Guidelines and training initiatives that support communication in cross-cultural primary-care settings: appraising their implementability using Normalization Process Theory

Fam Pract. 2015 Aug;32(4):420-5. doi: 10.1093/fampra/cmv022. Epub 2015 Apr 27.


Background: Guidelines and training initiatives (G/TIs) available to support communication in cross-cultural primary health care consultations are not routinely used. We need to understand more about levers and barriers to their implementation and identify G/TIs likely to be successfully implemented in practice.

Objective: To report a mapping process used to identify G/TIs and to prospectively appraise their implementability, using Normalization Process Theory (NPT).
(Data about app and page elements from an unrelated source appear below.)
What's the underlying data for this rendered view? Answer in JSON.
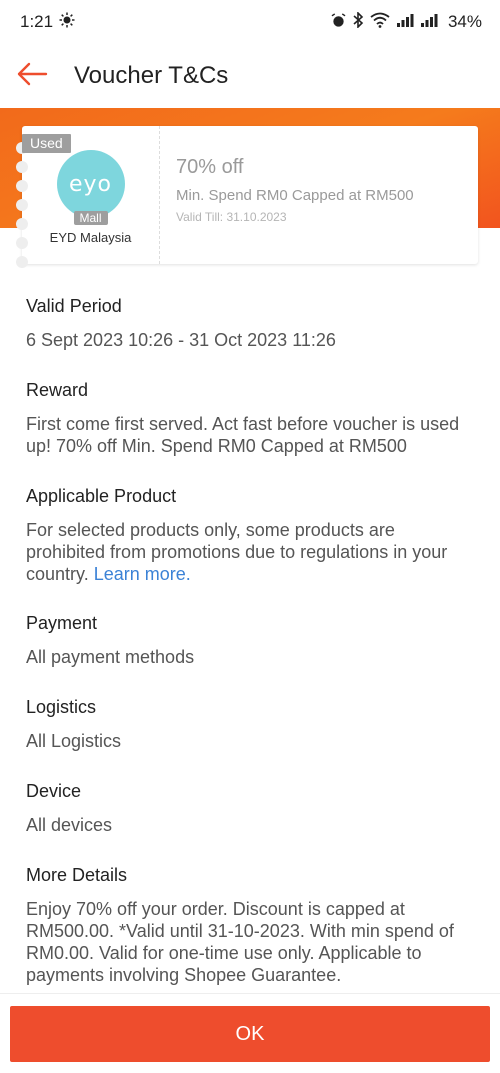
{
  "status_bar": {
    "time": "1:21",
    "battery": "34%",
    "icons": [
      "sun-icon",
      "alarm-icon",
      "bluetooth-icon",
      "wifi-icon",
      "signal-icon",
      "signal-icon"
    ]
  },
  "header": {
    "title": "Voucher T&Cs"
  },
  "voucher": {
    "used_tag": "Used",
    "logo_text": "eyo",
    "mall_tag": "Mall",
    "shop_name": "EYD Malaysia",
    "discount": "70% off",
    "min_spend": "Min. Spend RM0 Capped at RM500",
    "valid_till": "Valid Till: 31.10.2023"
  },
  "sections": {
    "valid_period": {
      "title": "Valid Period",
      "text": "6 Sept 2023 10:26 - 31 Oct 2023 11:26"
    },
    "reward": {
      "title": "Reward",
      "text": "First come first served. Act fast before voucher is used up! 70% off Min. Spend RM0 Capped at RM500"
    },
    "applicable_product": {
      "title": "Applicable Product",
      "text": "For selected products only, some products are prohibited from promotions due to regulations in your country.",
      "link": "Learn more."
    },
    "payment": {
      "title": "Payment",
      "text": "All payment methods"
    },
    "logistics": {
      "title": "Logistics",
      "text": "All Logistics"
    },
    "device": {
      "title": "Device",
      "text": "All devices"
    },
    "more_details": {
      "title": "More Details",
      "text": "Enjoy 70% off your order. Discount is capped at RM500.00. *Valid until 31-10-2023. With min spend of RM0.00. Valid for one-time use only. Applicable to payments involving Shopee Guarantee."
    }
  },
  "ok_button": {
    "label": "OK"
  },
  "colors": {
    "brand": "#ee4d2d",
    "band_orange": "#f57b1c",
    "link": "#3b82d6",
    "logo_bg": "#7ed6dd"
  }
}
Methods: RESTORE is a 4-year EU FP-7 project. We used purposeful and network sampling to identify experts in statutory and non-statutory agencies across Austria, England, Greece, Ireland, Scotland and the Netherlands who recommended G/TI data from the grey literature. In addition, a peer review of literature was conducted in each country. Resulting data were collated using a standardized Protocol Mapping Document. G/TIs were identified for inclusion by (i) initial elimination of incomplete G/TI material; (ii) application of filtering criteria; and (iii) application of NPT.

Results: 20 G/TIs met selection criteria: 8 guidelines and 12 training initiatives. Most G/TIs were identified in the Netherlands (n = 7), followed by Ireland (n = 6) and England (n = 5). Fewer were identified in Scotland (n = 2), and none in Greece or Austria. The majority (n = 13) were generated without the inclusion of migrant service users. All 20 were prospectively appraised for potential implementability by applying NPT.

Conclusions: NPT is useful as a means of prospectively testing G/TIs for implementability. Results indicate a need to initiate meaningful engagement of migrants in the development of G/TIs. A European-based professional standard for development and assessment of cross-cultural communication resources is advised.

Keywords: Community involvement; Normalization Process Theory; migrant health; primary care..

Publication types

  • Multicenter Study
  • Research Support, Non-U.S. Gov't

MeSH terms

  • Austria
  • Communication*
  • Cross-Cultural Comparison*
  • Culturally Competent Care / methods*
  • England
  • Greece
  • Humans
  • Ireland
  • Netherlands
  • Practice Guidelines as Topic / standards*
  • Primary Health Care / standards*
  • Qualitative Research
  • Referral and Consultation
  • Scotland
  • Transients and Migrants